enzymes activities and transcription [3], [5], [6], zinc death,
decrease in biomass, inhibits growth [7].
However, microorganism has also been studied to employ
varieties of methods to remediate the soil from these heavy
metals polluted environment. These include Biosorption,
bioaccumulation, biotransformation, and biomineralization.
Bioremediation is an innovative technique for the removal
and recovery of heavy metal ions from polluted areas, and
involves using living organisms to reduce and/or recover
heavy metal pollutants into less hazardous forms, using the
activities of algae, bacteria, fungi, or plants. It has been
employed for the removal of heavy metals from contaminated
wastewaters and soils. These organisms help to detoxify
hazardous components in the environment. The process can
function naturally or can be improved through the addition of
electron acceptors, nutrients, or other factors [1]. Soil
polluted with heavy metals has been studies worldwide using
consortium and specific microbes, however little or no
knowledge has been established about the individual
potentials in synergy with PET (E. coli DE3 BL21) systems.

bioremediation, indigenous microbes, PET System E. coli DE3

Heavy metals are universally found in the soil, however,
heavy metal contamination in a wide sort of source including
industrial waste, refuse dump site and land filling, demolition
site wastes, excavation of the soil and weathering of parent
materials and oil spillage has been commonly dispersed
around the ecosystem due to increase in human activities. The
ubiquitous of heavy metals in the ecosystem has been
supposed to be due to human and natural undertakings, some
which are naturally occurring and are available in an insoluble
form which is not readily available for plants or microbial

Oluwamodupe Emmanuel Giwa, Department of Science Laboratory
Technology , Rufus Giwa Polytechnic, P. M. B. 1019, Owo, Ondo State,
Francisca Omolara Ibitoye, Department of Science Laboratory
Technology , Rufus Giwa Polytechnic, P. M. B. 1019, Owo, Ondo State,

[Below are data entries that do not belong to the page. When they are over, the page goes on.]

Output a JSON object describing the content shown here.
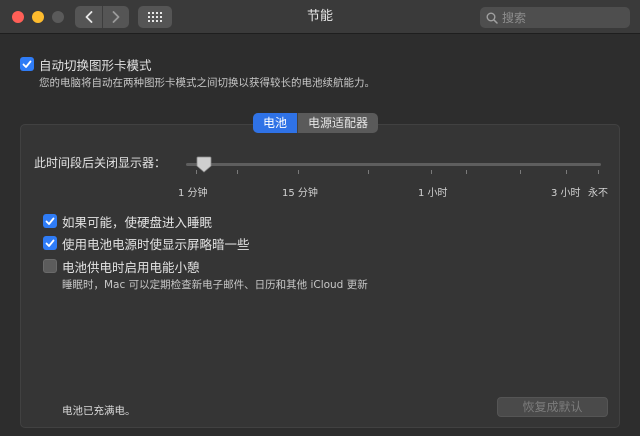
{
  "window": {
    "title": "节能",
    "search_placeholder": "搜索"
  },
  "auto_switch": {
    "label": "自动切换图形卡模式",
    "checked": true,
    "description": "您的电脑将自动在两种图形卡模式之间切换以获得较长的电池续航能力。"
  },
  "tabs": [
    {
      "label": "电池",
      "active": true
    },
    {
      "label": "电源适配器",
      "active": false
    }
  ],
  "display_sleep": {
    "label": "此时间段后关闭显示器：",
    "value": "1 分钟",
    "ticks": [
      "1 分钟",
      "15 分钟",
      "1 小时",
      "3 小时",
      "永不"
    ]
  },
  "options": [
    {
      "label": "如果可能，使硬盘进入睡眠",
      "checked": true
    },
    {
      "label": "使用电池电源时使显示屏略暗一些",
      "checked": true
    },
    {
      "label": "电池供电时启用电能小憩",
      "checked": false,
      "description": "睡眠时，Mac 可以定期检查新电子邮件、日历和其他 iCloud 更新"
    }
  ],
  "status": "电池已充满电。",
  "restore_button": "恢复成默认",
  "colors": {
    "accent": "#2f7cf6",
    "window_bg": "#2d2d2d",
    "titlebar_bg": "#3a3a3a"
  }
}
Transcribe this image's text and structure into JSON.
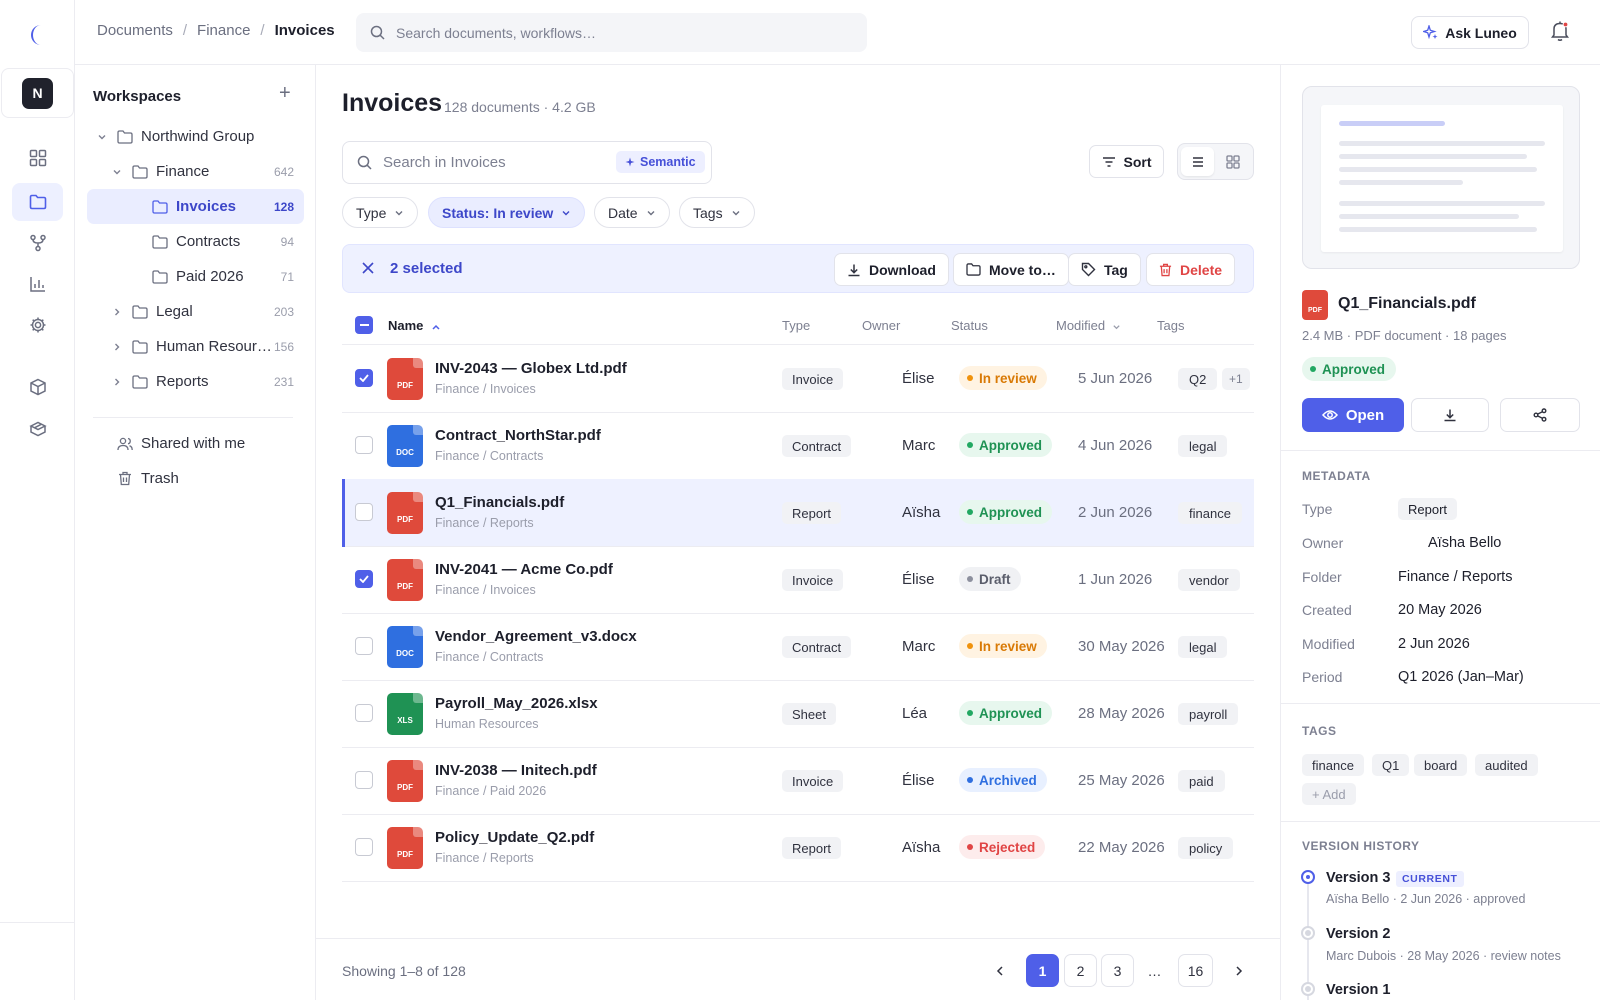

The crude oil contaminated with soil was collected from the
soil at Igbokoda, Ilaje local government area Ondo State
which has a characteristic of black colours due to oil spillage